SALT LAKE CITY, Utah – Francine A. Giani, Executive Director of the Department of Commerce, announced today that the Utah Division of Consumer Protection has received a report that a Bountiful hair salon received a spoofed call allegedly from Rocky Mountain Power claiming their bill was overdue and they had 24 hours to pay before their power was shut off. The business owner ignored the phony ploy immediately because their business is located in Bountiful, Utah and receives electricity through Bountiful City Power. Even though quick thinking helped this business owner avoid becoming an imposter’s next target, state regulators remind businesses to remain alert.

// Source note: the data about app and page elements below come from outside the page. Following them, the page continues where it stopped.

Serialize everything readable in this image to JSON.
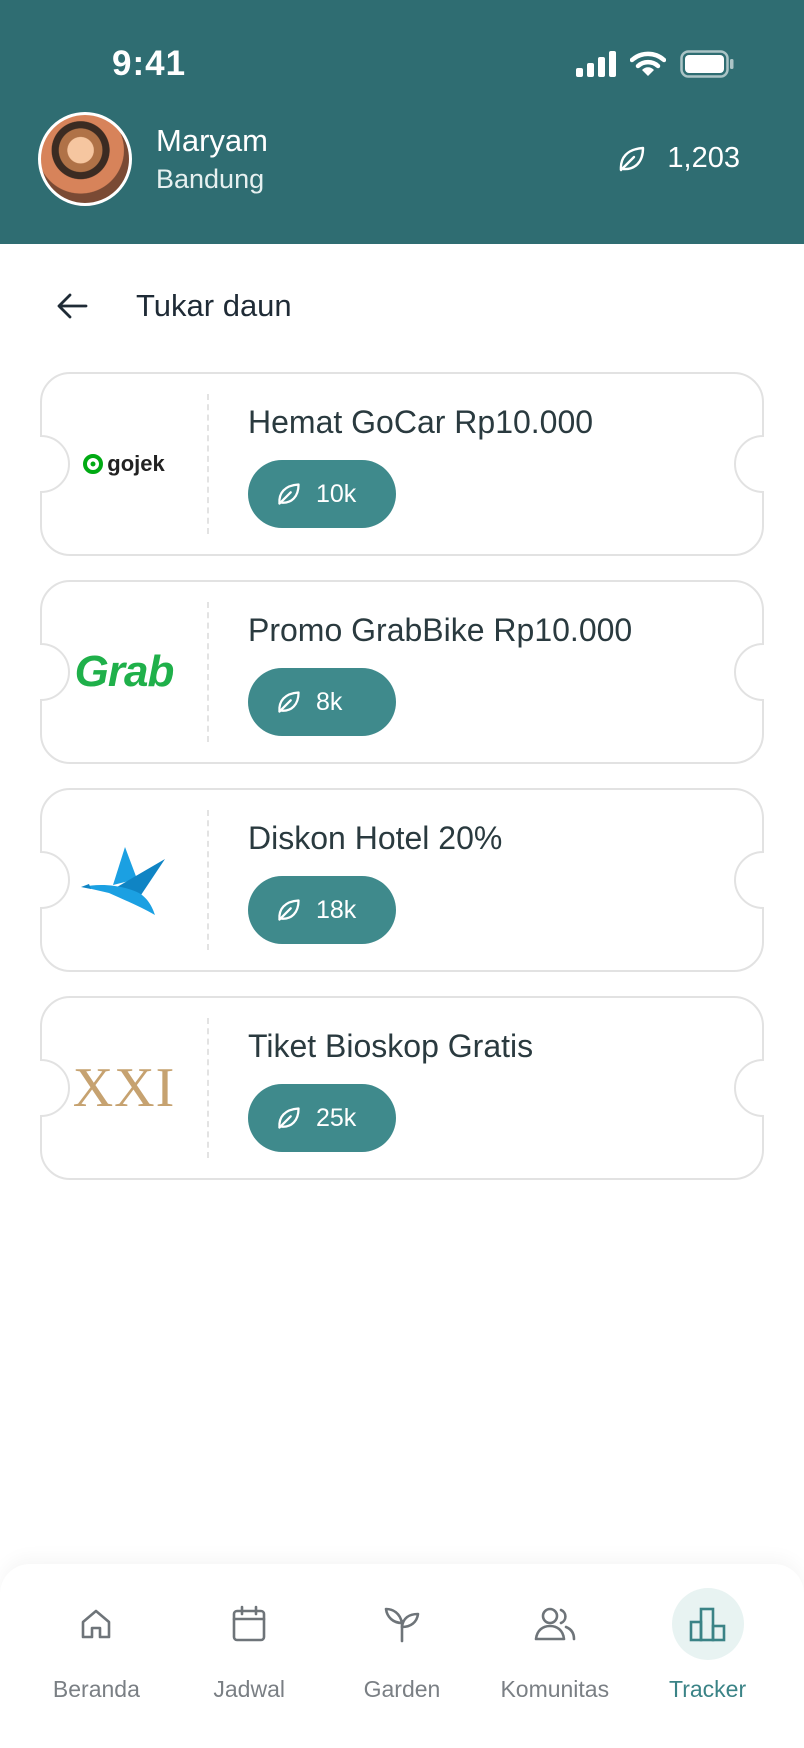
{
  "status_bar": {
    "time": "9:41",
    "signal_icon": "signal-icon",
    "wifi_icon": "wifi-icon",
    "battery_icon": "battery-icon"
  },
  "profile": {
    "name": "Maryam",
    "city": "Bandung",
    "points": "1,203",
    "points_icon": "leaf-icon"
  },
  "page": {
    "title": "Tukar daun",
    "back_icon": "back-arrow-icon"
  },
  "vouchers": [
    {
      "brand": "gojek",
      "logo_text": "gojek",
      "title": "Hemat GoCar Rp10.000",
      "cost": "10k"
    },
    {
      "brand": "grab",
      "logo_text": "Grab",
      "title": "Promo GrabBike Rp10.000",
      "cost": "8k"
    },
    {
      "brand": "traveloka",
      "logo_text": "",
      "title": "Diskon Hotel 20%",
      "cost": "18k"
    },
    {
      "brand": "xxi",
      "logo_text": "XXI",
      "title": "Tiket Bioskop Gratis",
      "cost": "25k"
    }
  ],
  "nav": {
    "items": [
      {
        "label": "Beranda",
        "icon": "home-icon"
      },
      {
        "label": "Jadwal",
        "icon": "calendar-icon"
      },
      {
        "label": "Garden",
        "icon": "sprout-icon"
      },
      {
        "label": "Komunitas",
        "icon": "users-icon"
      },
      {
        "label": "Tracker",
        "icon": "bar-chart-icon",
        "active": true
      }
    ]
  },
  "colors": {
    "header": "#2f6d72",
    "accent": "#3f8a8c",
    "active_nav": "#3a8386",
    "grab_green": "#1fb04a",
    "xxi_gold": "#c6a270",
    "traveloka_blue": "#1ba0e2"
  }
}
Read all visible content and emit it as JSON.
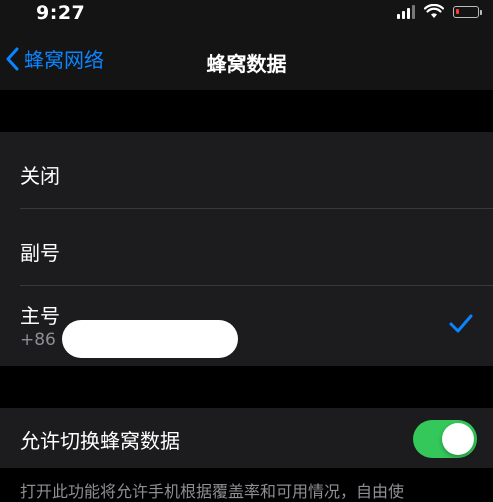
{
  "status_bar": {
    "time": "9:27",
    "icons": [
      "cellular-signal-icon",
      "wifi-icon",
      "battery-icon"
    ],
    "battery_level": 0.15,
    "battery_color": "#ff3b30"
  },
  "nav": {
    "back_label": "蜂窝网络",
    "title": "蜂窝数据",
    "accent_color": "#0a84ff"
  },
  "options": [
    {
      "label": "关闭",
      "selected": false
    },
    {
      "label": "副号",
      "selected": false
    },
    {
      "label": "主号",
      "sublabel": "+86 1",
      "selected": true
    }
  ],
  "toggle": {
    "label": "允许切换蜂窝数据",
    "on": true,
    "on_color": "#34c759"
  },
  "footer_note": "打开此功能将允许手机根据覆盖率和可用情况，自由使"
}
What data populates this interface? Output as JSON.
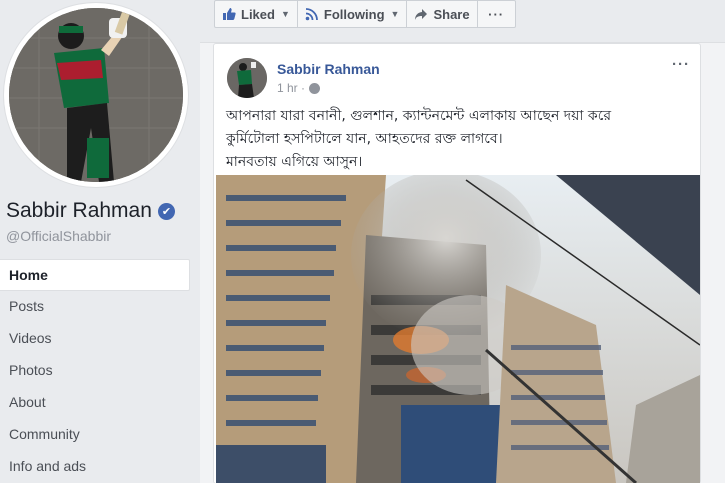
{
  "profile": {
    "name": "Sabbir Rahman",
    "handle": "@OfficialShabbir",
    "verified_mark": "✔"
  },
  "nav": {
    "items": [
      {
        "label": "Home",
        "active": true
      },
      {
        "label": "Posts"
      },
      {
        "label": "Videos"
      },
      {
        "label": "Photos"
      },
      {
        "label": "About"
      },
      {
        "label": "Community"
      },
      {
        "label": "Info and ads"
      }
    ]
  },
  "actions": {
    "liked_label": "Liked",
    "following_label": "Following",
    "share_label": "Share",
    "more_label": "···"
  },
  "post": {
    "author": "Sabbir Rahman",
    "time": "1 hr ·",
    "more_label": "···",
    "text_line1": "আপনারা যারা বনানী, গুলশান, ক্যান্টনমেন্ট এলাকায় আছেন দয়া করে",
    "text_line2": "কুর্মিটোলা হসপিটালে যান, আহতদের রক্ত লাগবে।",
    "text_line3": "মানবতায় এগিয়ে আসুন।"
  },
  "colors": {
    "link_blue": "#385898",
    "fb_blue": "#4267b2",
    "background": "#e9ebee"
  }
}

“These spoofed imposter scams keep ringing Utah phones because somewhere someone paid a scammer and they will keep calling until they find the next victim. Don’t fall for the bait even if your caller I.D. says it is a utility calling you. Hang up and call confirmed phone numbers to find out the real story,” advised Francine A. Giani.
A Utah Division of Consumer Protection investigator called the Rocky Mountain Power phone number listed on the Bountiful salon’s caller I.D. and received no answer. Rocky Mountain Power customers in Utah have reported this scam to the company previously. This automated call with the company’s spoofed phone number may be a new version of a current recorded scam call. Rocky Mountain Power advises if you have questions, hang up and phone the company directly at 1-888-221-7070.
What Consumers Need to Know about Imposter Scams
- Imposters will pose as people, companies or government entities that you are
familiar with to set the trap via text, email or phone calls.
- Imposters will try to create an emergency to make their targets emotionally react
to a request, such as confirm personal account or identity information.
- Imposters will ask for information known entities would not normally ask you to
confirm over the phone such as your Social Security Number.
- Imposters will ask you to pay for fines, bills or fees through nontraditional
financial means such as gift cards or wiring money.
What Consumers should do about Imposter Scams
- Don’t ever give out personal information or bank account details to anyone over the phone. This also goes for your Social Security if someone asks you to confirm the last 4 digits of your number.
- Anyone who tells you to wire money, pay with a gift card, or send cash is a scammer. Always. No matter whom they say they are.
- If you’re worried about a text or call from someone who claims to be from a known business or government agency, hang up the phone and call the established contact numbers published for the real company or government agency to find out more information.
For more information on how to protect yourself from scams or to file a complaint,
log on to the Utah Division of Consumer Protection website at: